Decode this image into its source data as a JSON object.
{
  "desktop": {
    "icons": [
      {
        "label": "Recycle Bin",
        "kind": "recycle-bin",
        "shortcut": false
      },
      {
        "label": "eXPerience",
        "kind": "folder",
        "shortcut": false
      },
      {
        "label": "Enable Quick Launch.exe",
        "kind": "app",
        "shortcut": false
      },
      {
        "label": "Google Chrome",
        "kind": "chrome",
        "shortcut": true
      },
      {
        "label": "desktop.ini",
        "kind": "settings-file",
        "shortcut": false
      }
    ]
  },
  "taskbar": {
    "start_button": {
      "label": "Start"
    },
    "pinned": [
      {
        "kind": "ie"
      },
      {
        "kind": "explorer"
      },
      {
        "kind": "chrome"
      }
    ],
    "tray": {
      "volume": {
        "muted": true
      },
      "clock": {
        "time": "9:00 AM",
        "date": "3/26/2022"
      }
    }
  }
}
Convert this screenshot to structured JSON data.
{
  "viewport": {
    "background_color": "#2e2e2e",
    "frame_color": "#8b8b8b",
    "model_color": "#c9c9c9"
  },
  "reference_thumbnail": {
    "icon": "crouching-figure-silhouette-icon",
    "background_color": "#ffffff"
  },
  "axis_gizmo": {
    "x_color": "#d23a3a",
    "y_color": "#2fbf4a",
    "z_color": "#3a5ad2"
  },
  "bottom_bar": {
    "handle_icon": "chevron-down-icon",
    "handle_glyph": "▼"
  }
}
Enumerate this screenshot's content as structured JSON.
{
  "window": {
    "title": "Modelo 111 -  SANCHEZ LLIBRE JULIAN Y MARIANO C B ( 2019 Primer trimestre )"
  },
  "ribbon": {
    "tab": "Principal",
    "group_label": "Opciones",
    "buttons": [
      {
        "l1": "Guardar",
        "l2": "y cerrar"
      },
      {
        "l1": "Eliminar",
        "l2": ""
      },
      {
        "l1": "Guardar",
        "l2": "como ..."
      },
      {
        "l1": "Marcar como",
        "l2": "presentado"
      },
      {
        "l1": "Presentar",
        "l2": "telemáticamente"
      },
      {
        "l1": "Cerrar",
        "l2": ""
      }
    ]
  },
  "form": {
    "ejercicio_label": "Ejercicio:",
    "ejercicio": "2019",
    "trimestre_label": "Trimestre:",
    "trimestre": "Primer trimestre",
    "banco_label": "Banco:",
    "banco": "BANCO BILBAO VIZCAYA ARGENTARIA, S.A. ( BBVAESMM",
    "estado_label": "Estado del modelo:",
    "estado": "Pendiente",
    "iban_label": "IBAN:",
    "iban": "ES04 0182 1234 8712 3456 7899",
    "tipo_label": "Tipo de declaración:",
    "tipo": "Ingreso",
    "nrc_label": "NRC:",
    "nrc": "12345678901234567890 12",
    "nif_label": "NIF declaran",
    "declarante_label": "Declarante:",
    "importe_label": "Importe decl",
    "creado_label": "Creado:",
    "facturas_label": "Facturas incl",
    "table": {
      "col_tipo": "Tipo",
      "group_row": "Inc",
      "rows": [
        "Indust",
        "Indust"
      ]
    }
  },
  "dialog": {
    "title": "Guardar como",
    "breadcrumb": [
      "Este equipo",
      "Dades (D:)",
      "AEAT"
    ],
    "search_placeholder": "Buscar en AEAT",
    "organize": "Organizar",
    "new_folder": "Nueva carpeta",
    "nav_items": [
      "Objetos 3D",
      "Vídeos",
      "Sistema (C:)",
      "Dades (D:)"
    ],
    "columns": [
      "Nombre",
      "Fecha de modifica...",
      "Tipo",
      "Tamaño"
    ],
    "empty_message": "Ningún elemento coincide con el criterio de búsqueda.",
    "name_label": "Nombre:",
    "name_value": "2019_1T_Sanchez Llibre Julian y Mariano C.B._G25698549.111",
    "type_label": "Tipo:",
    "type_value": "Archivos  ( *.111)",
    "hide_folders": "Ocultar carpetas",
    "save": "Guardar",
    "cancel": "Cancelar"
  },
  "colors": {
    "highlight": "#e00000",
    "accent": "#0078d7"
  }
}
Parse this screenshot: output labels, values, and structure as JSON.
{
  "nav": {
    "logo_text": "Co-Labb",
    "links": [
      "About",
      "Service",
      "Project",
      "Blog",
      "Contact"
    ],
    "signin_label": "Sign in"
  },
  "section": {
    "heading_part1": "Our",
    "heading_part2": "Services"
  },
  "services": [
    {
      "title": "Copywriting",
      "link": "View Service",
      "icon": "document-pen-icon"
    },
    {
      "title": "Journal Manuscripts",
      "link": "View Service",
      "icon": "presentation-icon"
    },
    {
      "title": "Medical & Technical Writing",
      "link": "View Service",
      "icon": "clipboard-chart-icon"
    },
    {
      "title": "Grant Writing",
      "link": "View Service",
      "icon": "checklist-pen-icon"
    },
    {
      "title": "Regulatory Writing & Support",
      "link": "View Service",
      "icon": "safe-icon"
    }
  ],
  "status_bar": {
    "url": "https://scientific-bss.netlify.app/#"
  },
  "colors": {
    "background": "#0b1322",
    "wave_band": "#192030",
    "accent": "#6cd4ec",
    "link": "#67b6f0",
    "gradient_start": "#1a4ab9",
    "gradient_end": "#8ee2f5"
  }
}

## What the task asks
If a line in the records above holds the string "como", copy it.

## Result of the exercise
        "l2": "como ..."
        "l1": "Marcar como",
    "title": "Guardar como",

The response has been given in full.